We all know how useful good metadata is for discovering and perhaps accessing geospatial data and resources.  And many of us have spent a lot of time compiling good metadata, regardless of difficult to use tools and tedious standards to learn and apply.  When you combine a task that seems like a chore (i.e. metadata compilation) with tools that are not easy-to-use, and with no incentives to perform or consequences to ignore, a less than stellar result is predictable.  And hounding people for metadata is often a nuisance for the request sender and annoying to the request receiver.  Even as the tools may improve, it still feels like putting a new blanket on an old horse when it comes to FGDC Content Standards for Digital Geospatial Metadata (CSDGM) or the ISO 191** series of geospatial metadata standards.  These standards have a place, but in a way, they are relics of a consensus-building process by religious warriors who were outpaced by technological developments and user expectations.  And yes, I was once one of the faithful.

With the widespread adoption of the Web and general-purpose search engines, such as Google, expectations have changed about what it takes to find some potentially useful data, and then decide if you want to use it.  Let’s face it — other than those of us in the geo-profession who may be familiar with Clearinghouse nodes and FGDC/ISO metadata vocabulary, most users (including non-geo-professionals) prefer to use common vernacular and their favorite search engine to find data they are seeking — and it might be stored in GitHub or an Open Data website, or another repository more modern than a typical GIS Clearinghouse. [See NYC GIS metadata on GitHub]

And with the growth of data science as a profession, data detective work is bigger than it ever was — gumshoes are making a comeback!
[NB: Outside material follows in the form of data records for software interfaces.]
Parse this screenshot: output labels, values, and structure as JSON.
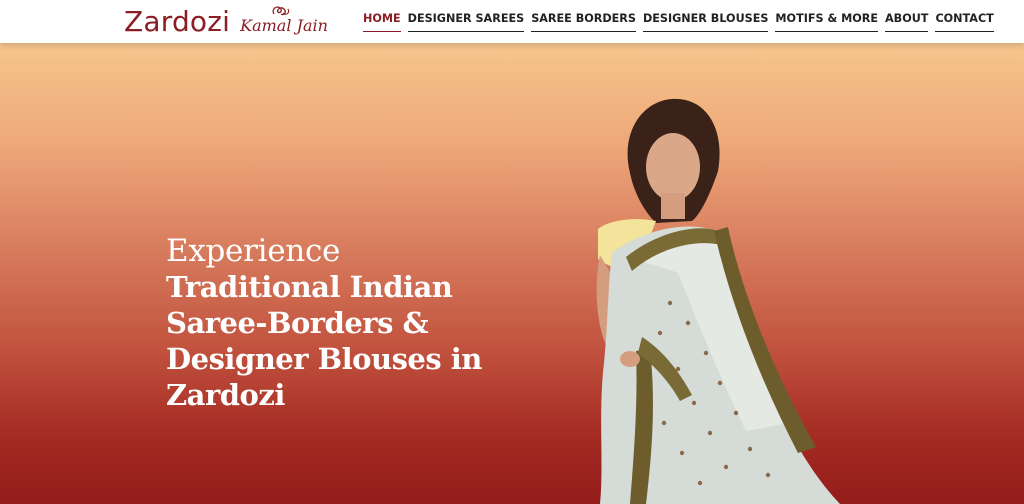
{
  "brand": {
    "name": "Zardozi",
    "signature": "Kamal Jain",
    "colors": {
      "primary": "#8a1e24",
      "hero_top": "#f6c68e",
      "hero_bottom": "#931c1a"
    }
  },
  "nav": {
    "items": [
      {
        "label": "HOME",
        "active": true
      },
      {
        "label": "DESIGNER SAREES",
        "active": false
      },
      {
        "label": "SAREE BORDERS",
        "active": false
      },
      {
        "label": "DESIGNER BLOUSES",
        "active": false
      },
      {
        "label": "MOTIFS & MORE",
        "active": false
      },
      {
        "label": "ABOUT",
        "active": false
      },
      {
        "label": "CONTACT",
        "active": false
      }
    ]
  },
  "hero": {
    "line1": "Experience",
    "line2": "Traditional Indian Saree-Borders & Designer Blouses in Zardozi",
    "image": "woman-in-embroidered-saree"
  }
}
They are willing to work with potentially useful data regardless of how thoroughly it might be described with detailed metadata, or not described.  In fact, they are more likely to apply techniques from IT and computer science, such as data profiling, to derive metadata from the data itself.  And then that metadata becomes data, and it can become its own map!

Visualization of Twitter metadata for NYC area showing use by locals (blue) vs. tourists (red):

Visualization of Twitter metadata for NYC published jointly by Gnip & Mapbox and data artist Eric Fischer

Published jointly by Gnip & Mapbox and data artist Eric Fischer

While the “metadata of old” in our geospatial world has certainly not disappeared, it has faded in its importance, and is often poorly funded and under-staffed, as higher priorities get the resources — and often, rightfully so. If you were paying attention in GIS 101 or have been in the profession for awhile, then you already know that metadata used to describe geospatial data has a long history dating back to the 1990s (FGDC CSDGM) and even earlier (think of a map legend); but is now part of a much broader set of tools and standards for describing data in general, and how to find and use it.  Some of these other standards include: Dublin Core for identifying and describing resources available on the Web; Data Catalog Vocabulary (DCAT) for the interoperability of data catalogs; Asset Description Metadata Schema (ADMS) for assets within a data catalog rather than the catalog (ADMS is a profile of DCAT); and Google’s Dataset Publishing Language (DSPL).  This is not an exhaustive list, but is intended to illustrate the point that there are other metadata standards besides those that pertain specifically to geospatial data, and that some level of convergence is occurring. This is particularly true when considering the trend toward open data and geospatial data being organizationally related in Departments of Information Technology, within both State and Local governments. [See “Analyze Boston]

In closing, I think metadata is indeed “a love note to the future,” but it will be more appreciated by both the sender and the receiver if it is a brief narrative that conveys the provenance of the data and why it was created, and a little bit about how — the intentions of the heart!  For most purposes, detailed formatted metadata is “jumping the shark” — the leather coat is still cool, but the rest of it is waxing nostalgic.